In the US, Secretary of State John Kerry said: "The United States condemns in the strongest terms possible the terrorist attacks against Israeli civilians. No matter who it is, this violence, and any incitement to violence has got to stop."
What is happening between Israelis and Palestinians?
There has been a spate of stabbings of Israelis by Palestinians since early October, and one apparent revenge stabbing by an Israeli. The attacks, in which some Israelis have died, have struck in Jerusalem and elsewhere, and in the occupied West Bank. Israel has tightened security and clashed with rioting Palestinians, leading to deaths on the Palestinian side. The violence has also spread to the border with Gaza.
What's behind the latest unrest?

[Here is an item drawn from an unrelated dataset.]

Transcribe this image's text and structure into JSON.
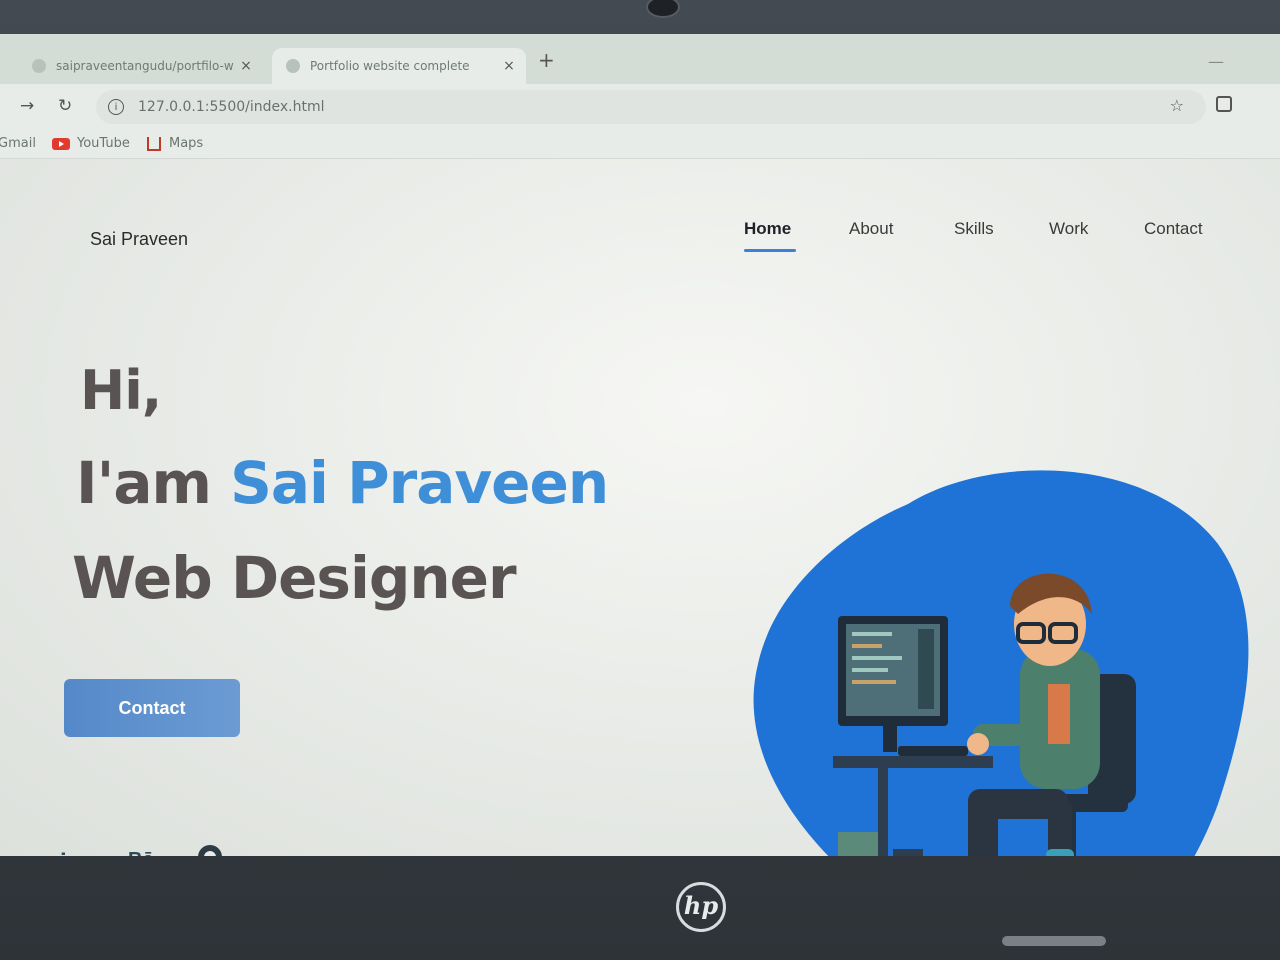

After a period of relative quiet, violence between the two communities has spiralled since clashes erupted at a flashpoint Jerusalem holy site in mid-September. It was fuelled by rumours among Palestinians that Israel was attempting to alter a long-standing religious arrangement governing the site. Israel repeatedly dismissed the rumours as incitement. Soon afterwards, two Israelis were shot dead by Palestinians in the West Bank and the stabbing attacks began. Both Israel and the Palestinian authorities have accused one another of doing nothing to protect each other's communities.
Is this a new Palestinian intifada, or uprising?
There have been two organised uprisings by Palestinians against Israeli occupation, in the 1980s and early 2000s. With peace talks moribund, some observers have questioned whether we are now seeing a third. The stabbing attacks seem to be opportunistic and although they have been praised by militant groups, Palestinian leader Mahmoud Abbas has said Palestinians are not interested in a further escalation.